MOSCOW – Russia’s Supreme Court rejected on Saturday an appeal lodged by opposition leader Alexei Navalny in a bid to overturn a decision by the electoral commission to bar him from taking part in the presidential elections of March 2018 for having a criminal record.
Navalny has said that the charges that led him to be given a suspended prison sentence were trumped up.
“The Supreme Court sees no reason to agree with the appeal, and the decision of the Central Electoral Commission appealed by the plaintiff is legal and well founded,” the ruling said.
The court upheld the argument put forward by the commission at the time for refusing to register Navalny’s candidacy, which was that a person who has been convicted of a serious crime cannot run for elected office.
Navalny’s lawyer pointed out at the Supreme Court hearing that the Russian Constitution does not prevent a convicted person from standing in an election and only refers to people who are in prison at the time of submitting their candidacies.
The lawyer announced he would appeal the ruling before the European Court of Human Rights.
“We knew there would be a political decision, but we will follow all the stages of the appeal,” said Ivan Zhdanov.
The decision to reject Navalny’s candidacy was condemned by the European Union and the United States, criticisms that the Russian Chancellery considered on Saturday “a direct interference” in the internal affairs of Russia.
Navalny, who accuses Russian President Vladimir Putin of ordering his disqualification, has called for a day of protests on Jan. 28 to back a “strike of voters” in the presidential elections.
Navalny has organized some of Russia’s best-attended opposition rallies in recent memory has been sent to jail three times in 2017.
Putin has held a dominant place in Russian politics for 18 years and polls suggest he is likely to be returned to office.
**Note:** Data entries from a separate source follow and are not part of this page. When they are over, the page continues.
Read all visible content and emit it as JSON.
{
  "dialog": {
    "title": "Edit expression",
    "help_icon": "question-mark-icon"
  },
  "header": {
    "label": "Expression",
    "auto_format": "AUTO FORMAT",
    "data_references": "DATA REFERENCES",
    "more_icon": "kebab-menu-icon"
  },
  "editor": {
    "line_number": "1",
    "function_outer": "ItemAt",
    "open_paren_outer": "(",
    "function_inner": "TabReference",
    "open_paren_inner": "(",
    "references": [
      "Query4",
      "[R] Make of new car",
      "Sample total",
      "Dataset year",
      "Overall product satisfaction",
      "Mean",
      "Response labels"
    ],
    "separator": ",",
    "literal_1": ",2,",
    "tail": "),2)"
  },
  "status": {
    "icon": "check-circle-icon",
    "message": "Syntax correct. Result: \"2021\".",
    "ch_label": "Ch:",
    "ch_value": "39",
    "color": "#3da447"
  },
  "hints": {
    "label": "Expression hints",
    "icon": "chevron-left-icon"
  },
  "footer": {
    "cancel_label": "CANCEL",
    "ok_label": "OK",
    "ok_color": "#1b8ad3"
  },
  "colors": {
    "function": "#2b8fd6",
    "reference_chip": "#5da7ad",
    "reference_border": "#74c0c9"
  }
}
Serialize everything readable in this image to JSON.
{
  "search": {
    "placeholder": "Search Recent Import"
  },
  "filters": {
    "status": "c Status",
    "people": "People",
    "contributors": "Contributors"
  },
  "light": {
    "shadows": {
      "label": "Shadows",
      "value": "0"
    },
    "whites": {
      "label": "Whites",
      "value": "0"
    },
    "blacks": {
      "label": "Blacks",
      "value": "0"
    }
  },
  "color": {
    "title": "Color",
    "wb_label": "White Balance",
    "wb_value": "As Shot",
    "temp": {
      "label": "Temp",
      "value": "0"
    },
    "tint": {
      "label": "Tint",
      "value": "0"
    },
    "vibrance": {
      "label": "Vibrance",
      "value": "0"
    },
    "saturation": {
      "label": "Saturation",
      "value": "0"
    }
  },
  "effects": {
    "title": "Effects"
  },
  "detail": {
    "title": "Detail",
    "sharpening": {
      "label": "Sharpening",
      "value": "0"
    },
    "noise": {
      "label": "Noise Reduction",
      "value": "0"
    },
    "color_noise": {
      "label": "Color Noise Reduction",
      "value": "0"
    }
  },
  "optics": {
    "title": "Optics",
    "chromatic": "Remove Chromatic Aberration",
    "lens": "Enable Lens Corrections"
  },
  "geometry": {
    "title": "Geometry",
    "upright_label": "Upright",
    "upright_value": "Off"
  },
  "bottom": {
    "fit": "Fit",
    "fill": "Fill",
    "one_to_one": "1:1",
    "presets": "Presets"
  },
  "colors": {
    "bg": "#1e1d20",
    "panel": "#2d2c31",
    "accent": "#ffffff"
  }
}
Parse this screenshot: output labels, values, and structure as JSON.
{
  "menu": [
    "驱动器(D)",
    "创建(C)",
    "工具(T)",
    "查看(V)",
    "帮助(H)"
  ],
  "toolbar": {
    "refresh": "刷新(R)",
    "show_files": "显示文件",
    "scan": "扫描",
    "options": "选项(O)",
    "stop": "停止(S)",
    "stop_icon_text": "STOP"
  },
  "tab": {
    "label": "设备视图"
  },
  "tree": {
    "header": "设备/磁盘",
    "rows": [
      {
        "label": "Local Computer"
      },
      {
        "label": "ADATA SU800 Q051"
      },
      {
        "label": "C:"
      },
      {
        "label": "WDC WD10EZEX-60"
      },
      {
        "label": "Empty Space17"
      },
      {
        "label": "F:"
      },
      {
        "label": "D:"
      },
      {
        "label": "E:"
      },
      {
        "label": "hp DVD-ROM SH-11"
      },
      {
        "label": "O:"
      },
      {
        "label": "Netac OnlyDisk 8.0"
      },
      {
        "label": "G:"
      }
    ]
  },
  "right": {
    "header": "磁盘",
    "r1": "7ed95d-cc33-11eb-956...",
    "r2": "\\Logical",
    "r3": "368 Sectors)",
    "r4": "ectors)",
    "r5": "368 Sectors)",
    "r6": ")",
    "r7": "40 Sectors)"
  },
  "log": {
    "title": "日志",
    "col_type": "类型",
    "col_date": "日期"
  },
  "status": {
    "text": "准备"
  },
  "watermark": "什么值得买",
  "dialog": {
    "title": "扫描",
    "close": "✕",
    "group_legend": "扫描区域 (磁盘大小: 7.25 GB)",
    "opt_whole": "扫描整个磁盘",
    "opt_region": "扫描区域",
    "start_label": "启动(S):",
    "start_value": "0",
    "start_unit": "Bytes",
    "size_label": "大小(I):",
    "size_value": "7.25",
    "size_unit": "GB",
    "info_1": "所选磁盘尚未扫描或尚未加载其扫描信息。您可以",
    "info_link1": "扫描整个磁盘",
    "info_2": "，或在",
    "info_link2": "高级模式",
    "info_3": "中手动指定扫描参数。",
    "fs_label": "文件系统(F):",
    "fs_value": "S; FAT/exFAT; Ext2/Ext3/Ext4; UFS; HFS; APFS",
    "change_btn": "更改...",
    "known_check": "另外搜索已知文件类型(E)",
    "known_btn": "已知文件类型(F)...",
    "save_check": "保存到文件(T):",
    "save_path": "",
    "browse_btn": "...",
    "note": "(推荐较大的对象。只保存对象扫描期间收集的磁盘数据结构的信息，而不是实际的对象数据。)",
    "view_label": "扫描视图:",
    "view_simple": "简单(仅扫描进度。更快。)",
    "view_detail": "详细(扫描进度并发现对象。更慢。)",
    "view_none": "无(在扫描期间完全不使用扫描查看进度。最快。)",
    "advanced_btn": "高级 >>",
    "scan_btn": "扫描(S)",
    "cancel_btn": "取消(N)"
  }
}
Navalny has said that banning his participation in elections turns Russia’s democratic process into a farce.